||pre 9 Oct. 1915
||Michael Keating, Private 24/813, service from 29 May 1915 to 24 September 1917.
Postcard 1: Michael Keating. On the back, "To fond sister Mary from Mick you will see by this I am going to the front I am in the 10th Platoon, C. Company 2nd Battalion, Trentham Regiment E.L.O. leaving New Zealand next ?Wednesday? 9 of October I hope Jack is keeping well also all of you I mite see you all someday so goobye(sic) to all Michael Keating".
MICHAEL KEATING (Uncle Mick)
Rifleman Michael Keating served from May 1915 to September 1917, part of that time in Belgium where he was injured and shell shocked, and from where he was sent back to England to convalesce. He did not improve and returned to New Zealand, via Hobart, in October 1917. While overseas he sent a series of postcards to his niece, Bertha Keating, in England.

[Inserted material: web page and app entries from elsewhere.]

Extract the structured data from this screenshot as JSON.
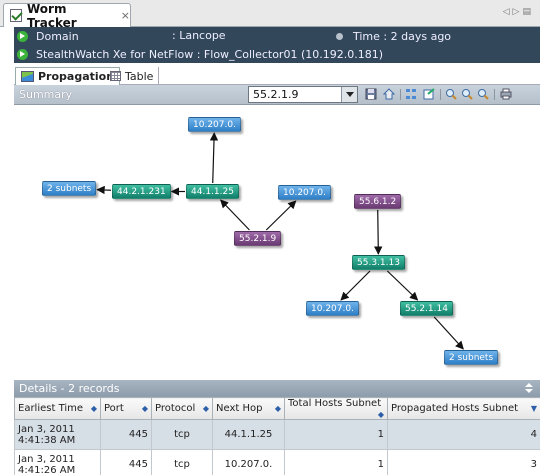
{
  "tab": {
    "title": "Worm Tracker",
    "close": "×"
  },
  "info": {
    "domain_label": "Domain",
    "domain_value": ": Lancope",
    "time": "Time : 2 days ago",
    "collector": "StealthWatch Xe for NetFlow : Flow_Collector01 (10.192.0.181)"
  },
  "subtabs": [
    {
      "label": "Propagation"
    },
    {
      "label": "Table"
    }
  ],
  "summary": {
    "label": "Summary",
    "selected_host": "55.2.1.9"
  },
  "graph": {
    "nodes": [
      {
        "id": "n1",
        "label": "10.207.0.",
        "color": "blue"
      },
      {
        "id": "n2",
        "label": "2 subnets",
        "color": "blue"
      },
      {
        "id": "n3",
        "label": "44.2.1.231",
        "color": "green"
      },
      {
        "id": "n4",
        "label": "44.1.1.25",
        "color": "green"
      },
      {
        "id": "n5",
        "label": "10.207.0.",
        "color": "blue"
      },
      {
        "id": "n6",
        "label": "55.2.1.9",
        "color": "purple"
      },
      {
        "id": "n7",
        "label": "55.6.1.2",
        "color": "purple"
      },
      {
        "id": "n8",
        "label": "55.3.1.13",
        "color": "green"
      },
      {
        "id": "n9",
        "label": "10.207.0.",
        "color": "blue"
      },
      {
        "id": "n10",
        "label": "55.2.1.14",
        "color": "green"
      },
      {
        "id": "n11",
        "label": "2 subnets",
        "color": "blue"
      }
    ],
    "edges": [
      [
        "n4",
        "n1"
      ],
      [
        "n4",
        "n3"
      ],
      [
        "n3",
        "n2"
      ],
      [
        "n6",
        "n4"
      ],
      [
        "n6",
        "n5"
      ],
      [
        "n7",
        "n8"
      ],
      [
        "n8",
        "n9"
      ],
      [
        "n8",
        "n10"
      ],
      [
        "n10",
        "n11"
      ]
    ]
  },
  "details": {
    "label": "Details - 2 records",
    "columns": [
      "Earliest Time",
      "Port",
      "Protocol",
      "Next Hop",
      "Total Hosts Subnet",
      "Propagated Hosts Subnet"
    ],
    "rows": [
      {
        "time1": "Jan 3, 2011",
        "time2": "4:41:38 AM",
        "port": "445",
        "protocol": "tcp",
        "next_hop": "44.1.1.25",
        "total": "1",
        "propagated": "4"
      },
      {
        "time1": "Jan 3, 2011",
        "time2": "4:41:26 AM",
        "port": "445",
        "protocol": "tcp",
        "next_hop": "10.207.0.",
        "total": "1",
        "propagated": "3"
      }
    ]
  },
  "colors": {
    "blue": "#3a8dd8",
    "green": "#1a9a80",
    "purple": "#7d4a86",
    "header_bg": "#33475b"
  },
  "icons": [
    "checkbox-icon",
    "play-circle-icon",
    "propagation-icon",
    "table-grid-icon",
    "dropdown-arrow-icon",
    "save-icon",
    "home-icon",
    "layout-icon",
    "export-icon",
    "zoom-in-icon",
    "zoom-out-icon",
    "zoom-fit-icon",
    "print-icon"
  ]
}
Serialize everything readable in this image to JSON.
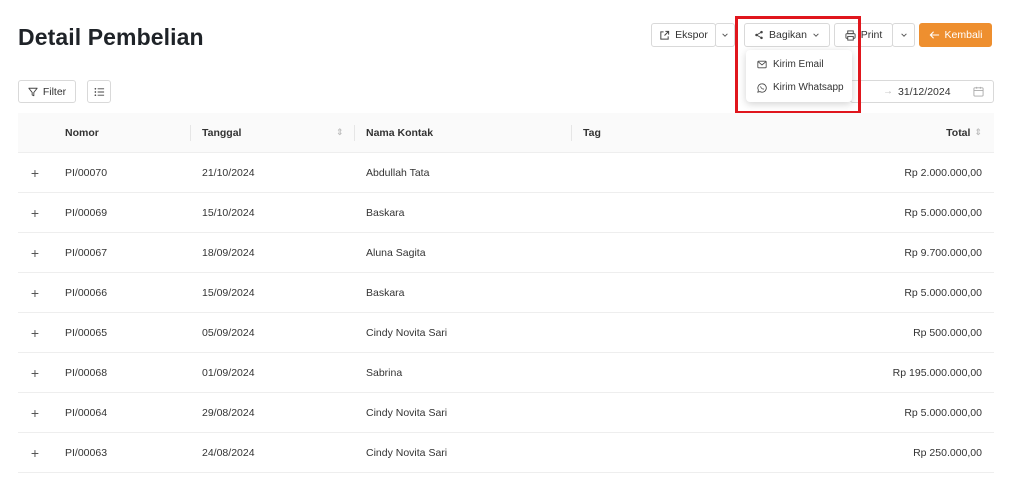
{
  "header": {
    "title": "Detail Pembelian",
    "export_label": "Ekspor",
    "share_label": "Bagikan",
    "print_label": "Print",
    "back_label": "Kembali"
  },
  "share_menu": {
    "items": [
      {
        "label": "Kirim Email",
        "icon": "mail-icon"
      },
      {
        "label": "Kirim Whatsapp",
        "icon": "whatsapp-icon"
      }
    ]
  },
  "toolbar": {
    "filter_label": "Filter",
    "date_end": "31/12/2024"
  },
  "table": {
    "headers": {
      "nomor": "Nomor",
      "tanggal": "Tanggal",
      "nama_kontak": "Nama Kontak",
      "tag": "Tag",
      "total": "Total"
    },
    "rows": [
      {
        "expand": "+",
        "nomor": "PI/00070",
        "tanggal": "21/10/2024",
        "kontak": "Abdullah Tata",
        "tag": "",
        "total": "Rp 2.000.000,00"
      },
      {
        "expand": "+",
        "nomor": "PI/00069",
        "tanggal": "15/10/2024",
        "kontak": "Baskara",
        "tag": "",
        "total": "Rp 5.000.000,00"
      },
      {
        "expand": "+",
        "nomor": "PI/00067",
        "tanggal": "18/09/2024",
        "kontak": "Aluna Sagita",
        "tag": "",
        "total": "Rp 9.700.000,00"
      },
      {
        "expand": "+",
        "nomor": "PI/00066",
        "tanggal": "15/09/2024",
        "kontak": "Baskara",
        "tag": "",
        "total": "Rp 5.000.000,00"
      },
      {
        "expand": "+",
        "nomor": "PI/00065",
        "tanggal": "05/09/2024",
        "kontak": "Cindy Novita Sari",
        "tag": "",
        "total": "Rp 500.000,00"
      },
      {
        "expand": "+",
        "nomor": "PI/00068",
        "tanggal": "01/09/2024",
        "kontak": "Sabrina",
        "tag": "",
        "total": "Rp 195.000.000,00"
      },
      {
        "expand": "+",
        "nomor": "PI/00064",
        "tanggal": "29/08/2024",
        "kontak": "Cindy Novita Sari",
        "tag": "",
        "total": "Rp 5.000.000,00"
      },
      {
        "expand": "+",
        "nomor": "PI/00063",
        "tanggal": "24/08/2024",
        "kontak": "Cindy Novita Sari",
        "tag": "",
        "total": "Rp 250.000,00"
      }
    ]
  },
  "colors": {
    "accent": "#ee8f2f",
    "highlight": "#e0161d"
  }
}
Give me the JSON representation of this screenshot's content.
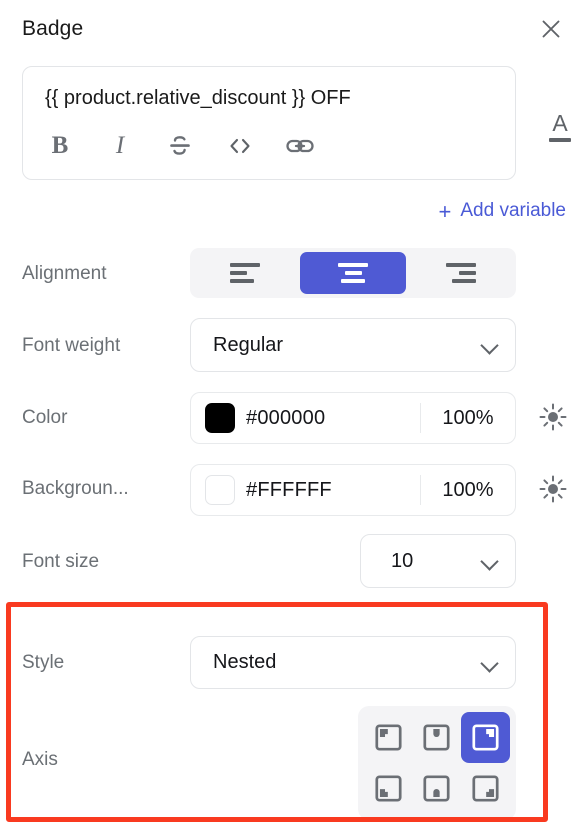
{
  "header": {
    "title": "Badge",
    "close_icon": "close-icon"
  },
  "editor": {
    "content": "{{ product.relative_discount }} OFF",
    "toolbar": [
      {
        "name": "bold-button",
        "label": "B",
        "icon": "bold-icon"
      },
      {
        "name": "italic-button",
        "label": "I",
        "icon": "italic-icon"
      },
      {
        "name": "strikethrough-button",
        "label": "S",
        "icon": "strikethrough-icon"
      },
      {
        "name": "code-button",
        "label": "<>",
        "icon": "code-icon"
      },
      {
        "name": "link-button",
        "label": "",
        "icon": "link-icon"
      }
    ],
    "text_color_button": {
      "glyph": "A",
      "icon": "text-color-icon"
    }
  },
  "add_variable": {
    "plus": "+",
    "label": "Add variable"
  },
  "fields": {
    "alignment": {
      "label": "Alignment",
      "options": [
        "left",
        "center",
        "right"
      ],
      "selected": "center"
    },
    "font_weight": {
      "label": "Font weight",
      "value": "Regular"
    },
    "color": {
      "label": "Color",
      "hex": "#000000",
      "swatch": "#000000",
      "opacity": "100%",
      "brightness_icon": "brightness-icon"
    },
    "background": {
      "label": "Backgroun...",
      "hex": "#FFFFFF",
      "swatch": "#FFFFFF",
      "opacity": "100%",
      "brightness_icon": "brightness-icon"
    },
    "font_size": {
      "label": "Font size",
      "value": "10"
    },
    "style": {
      "label": "Style",
      "value": "Nested"
    },
    "axis": {
      "label": "Axis",
      "options": [
        {
          "name": "axis-top-left",
          "icon": "corner-top-left-icon"
        },
        {
          "name": "axis-top-center",
          "icon": "notch-top-center-icon"
        },
        {
          "name": "axis-top-right",
          "icon": "corner-top-right-icon"
        },
        {
          "name": "axis-bottom-left",
          "icon": "corner-bottom-left-icon"
        },
        {
          "name": "axis-bottom-center",
          "icon": "notch-bottom-center-icon"
        },
        {
          "name": "axis-bottom-right",
          "icon": "corner-bottom-right-icon"
        }
      ],
      "selected_index": 2
    }
  },
  "colors": {
    "accent": "#4F5AD4",
    "link": "#4A5AD6",
    "highlight": "#F93A20",
    "label_text": "#6B7075",
    "value_text": "#15161A",
    "icon_gray": "#5F6368",
    "track": "#F4F4F6",
    "border": "#E3E5E8"
  }
}
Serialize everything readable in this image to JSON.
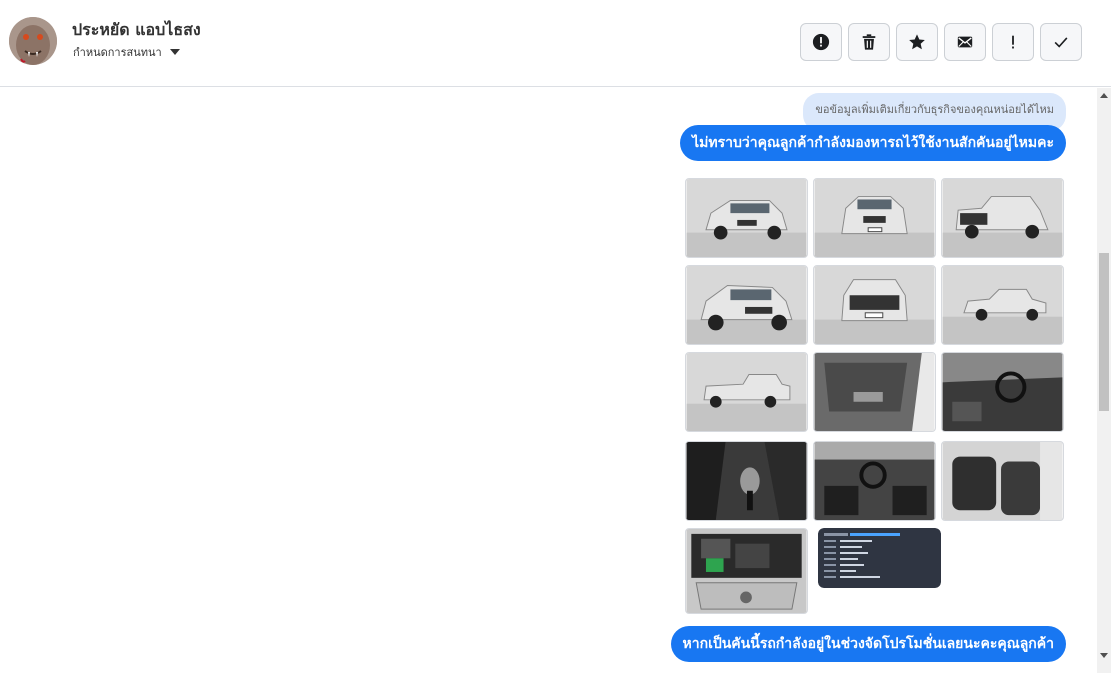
{
  "header": {
    "name": "ประหยัด แอบไธสง",
    "assign_label": "กำหนดการสนทนา"
  },
  "toolbar": [
    {
      "icon": "alert-circle-icon",
      "label": "Report"
    },
    {
      "icon": "trash-icon",
      "label": "Delete"
    },
    {
      "icon": "star-icon",
      "label": "Star"
    },
    {
      "icon": "mail-icon",
      "label": "Mark unread"
    },
    {
      "icon": "exclamation-icon",
      "label": "Important"
    },
    {
      "icon": "check-icon",
      "label": "Done"
    }
  ],
  "messages": {
    "note": "ขอข้อมูลเพิ่มเติมเกี่ยวกับธุรกิจของคุณหน่อยได้ไหม",
    "msg1": "ไม่ทราบว่าคุณลูกค้ากำลังมองหารถไว้ใช้งานสักคันอยู่ไหมคะ",
    "msg2": "หากเป็นคันนี้รถกำลังอยู่ในช่วงจัดโปรโมชั่นเลยนะคะคุณลูกค้า"
  },
  "photos": [
    {
      "kind": "car-front-three-quarter"
    },
    {
      "kind": "car-front"
    },
    {
      "kind": "car-rear-three-quarter"
    },
    {
      "kind": "car-front-three-quarter"
    },
    {
      "kind": "car-rear"
    },
    {
      "kind": "car-side"
    },
    {
      "kind": "car-side"
    },
    {
      "kind": "door-interior"
    },
    {
      "kind": "dashboard"
    },
    {
      "kind": "gear-shift"
    },
    {
      "kind": "dashboard"
    },
    {
      "kind": "rear-seats"
    },
    {
      "kind": "engine-bay"
    },
    {
      "kind": "spec-card"
    }
  ],
  "colors": {
    "accent": "#1877f2",
    "note_bg": "#dbe8fb"
  }
}
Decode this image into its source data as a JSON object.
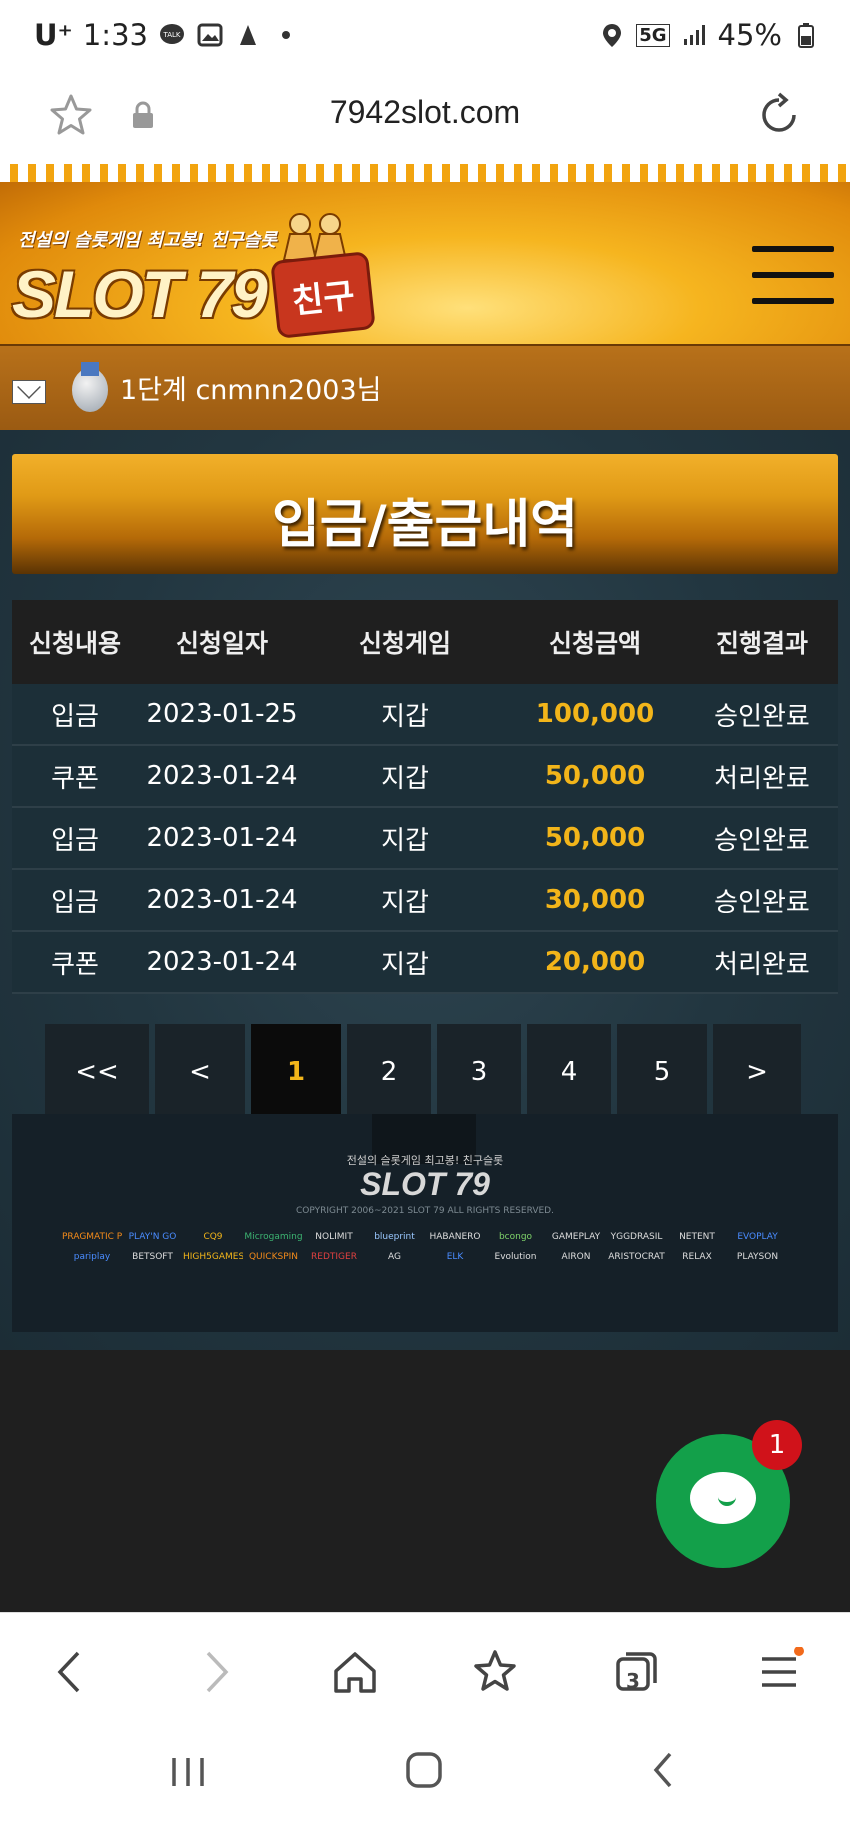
{
  "status_bar": {
    "carrier": "U⁺",
    "time": "1:33",
    "network": "5G",
    "battery": "45%",
    "icons": [
      "talk-icon",
      "gallery-icon",
      "app-icon",
      "dot-icon",
      "location-icon",
      "signal-icon",
      "battery-icon"
    ]
  },
  "browser": {
    "url": "7942slot.com",
    "tab_count": "3"
  },
  "site": {
    "logo_tagline": "전설의 슬롯게임 최고봉! 친구슬롯",
    "logo_name": "SLOT 79",
    "logo_badge": "친구",
    "user_text": "1단계 cnmnn2003님",
    "page_title": "입금/출금내역",
    "table": {
      "headers": [
        "신청내용",
        "신청일자",
        "신청게임",
        "신청금액",
        "진행결과"
      ],
      "rows": [
        [
          "입금",
          "2023-01-25",
          "지갑",
          "100,000",
          "승인완료"
        ],
        [
          "쿠폰",
          "2023-01-24",
          "지갑",
          "50,000",
          "처리완료"
        ],
        [
          "입금",
          "2023-01-24",
          "지갑",
          "50,000",
          "승인완료"
        ],
        [
          "입금",
          "2023-01-24",
          "지갑",
          "30,000",
          "승인완료"
        ],
        [
          "쿠폰",
          "2023-01-24",
          "지갑",
          "20,000",
          "처리완료"
        ]
      ]
    },
    "pagination": [
      "<<",
      "<",
      "1",
      "2",
      "3",
      "4",
      "5",
      ">"
    ],
    "active_page": "1",
    "footer": {
      "logo_tagline": "전설의 슬롯게임 최고봉! 친구슬롯",
      "logo_name": "SLOT 79",
      "copyright": "COPYRIGHT 2006~2021 SLOT 79 ALL RIGHTS RESERVED.",
      "providers_row1": [
        "PRAGMATIC PLAY",
        "PLAY'N GO",
        "CQ9",
        "Microgaming",
        "NOLIMIT",
        "blueprint",
        "HABANERO",
        "bcongo",
        "GAMEPLAY",
        "YGGDRASIL",
        "NETENT",
        "EVOPLAY"
      ],
      "providers_row2": [
        "pariplay",
        "BETSOFT",
        "HIGH5GAMES",
        "QUICKSPIN",
        "REDTIGER",
        "AG",
        "ELK",
        "Evolution",
        "AIRON",
        "ARISTOCRAT",
        "RELAX",
        "PLAYSON"
      ]
    },
    "chat_badge": "1"
  },
  "colors": {
    "accent_gold": "#f2b51a",
    "chat_green": "#13a04a",
    "badge_red": "#d0121a"
  }
}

Uncle Mick, as he was known in the family, came to live with his sister, Bridget Smith (nee Keating) after she went and had him discharged from the mental hospital in Nelson (Ngawhatu). He was there as a result of severe shell shock - in the First World War.
He was a frail, thin man. He did all the messy jobs around the house and it's hard to think that he had a particularly happy life. His postcards, sent to Bertha Keating during the war - from both Europe and England, and in the end, New Zealand, show a slow deterioration in his health.
Uncle Mick had a cough which apparently got worse if he smoked, had a bath, or lay on his back. He also had a slight twitch (not surprising really - with everyone yelling at him) and that was something else he got yelled at for, "stop twitching Mick". After the war he was very nervous, with constantly shaking hands, and he was very hesitant in speech.
He was nursed at Wairau Hospital in the 1960s by his great niece (Mary Hickman) who always found him very loving, caring and gentle. He died there in 1966 at 79 years of age.